Police at Yitzhar (archive)
Police at Yitzhar (archive)
Arutz Sheva: Yesha human rights photo

Last week, police told Oriya Cohen of Yitzhar that he is not allowed to go home to his wife and two children, due to unspecified suspicions that he engaged in illegal behavior. Cohen sat down with Arutz Sheva's Hebrew-language radio station to describe the treatment he has faced since then.

Cohen reported that on Wednesday, he was detained without warning by the Shin Bet, Israel's internal intelligence force, and released only several hours later. “It is really unacceptable. You're already exiled from home, and on top of that they detain you for questioning. If they had any evidence, why didn't they arrest me then?” he asked.

“What we have here is an attempt to portray us as dangerous people who engage in arson all day; they are making up baseless charges against us,” he accused.

Based on comments made by Shin Bet agents while questioning residents of Yitzhar, those exiled from home believe they are suspected of setting fire to Arab cars, a charge which they say is completely false.

During Cohen's ordeal on Wednesday he was taken from Jerusalem to Petach Tikva and questioned at length. “They started to walk with me in the hallways and talk to me. I asked them if this was an interrogation and they said it was... They kept making threats and saying they have evidence against me,” he recalled.

When the questioning ended, “they suddenly asked me how I am getting home. I asked them, I said, you brought me here, aren't you bringing me home?

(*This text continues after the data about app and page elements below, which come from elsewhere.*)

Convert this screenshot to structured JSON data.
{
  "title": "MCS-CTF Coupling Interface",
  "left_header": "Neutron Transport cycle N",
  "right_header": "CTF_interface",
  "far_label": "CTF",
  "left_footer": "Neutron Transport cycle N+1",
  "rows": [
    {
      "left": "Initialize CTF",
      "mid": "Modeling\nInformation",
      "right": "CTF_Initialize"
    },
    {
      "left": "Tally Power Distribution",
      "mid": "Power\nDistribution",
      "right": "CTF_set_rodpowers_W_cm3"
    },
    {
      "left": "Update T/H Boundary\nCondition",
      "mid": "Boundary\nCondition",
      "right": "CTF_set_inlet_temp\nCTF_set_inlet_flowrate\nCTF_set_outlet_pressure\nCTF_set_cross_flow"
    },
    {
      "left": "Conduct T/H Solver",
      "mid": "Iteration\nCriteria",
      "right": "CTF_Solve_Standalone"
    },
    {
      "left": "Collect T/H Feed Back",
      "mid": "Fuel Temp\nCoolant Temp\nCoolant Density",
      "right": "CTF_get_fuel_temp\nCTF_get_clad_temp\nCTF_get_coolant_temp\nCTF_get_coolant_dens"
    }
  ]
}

So they gave me money for the bus and released me.”

Cohen made his way back to his brother-in-law's house in Jerusalem alone.

His concern now is for his wife and young children, he said. “One child is three and a half years old, and the other is two. It's hard, the children are confused, Daddy suddenly disappeared.” Cohen explained that he has been staying with various relatives in turn, but hopes to find a more permanent arrangement.

Cohen's story, and that of the other men expelled without warning from Yitzhar, has brought the controversial issues of administrative orders, a leftover from the British mandate, to the public eye. The saga led to common ground between the political right and left, as the Association for Civil Rights in Israel (ACRI) agreed with Judea and Samaria-based rights groups that use of the orders was immoral.

Earlier in the week dozens of Yitzhar residents came together to show their affection and support for displaced community members.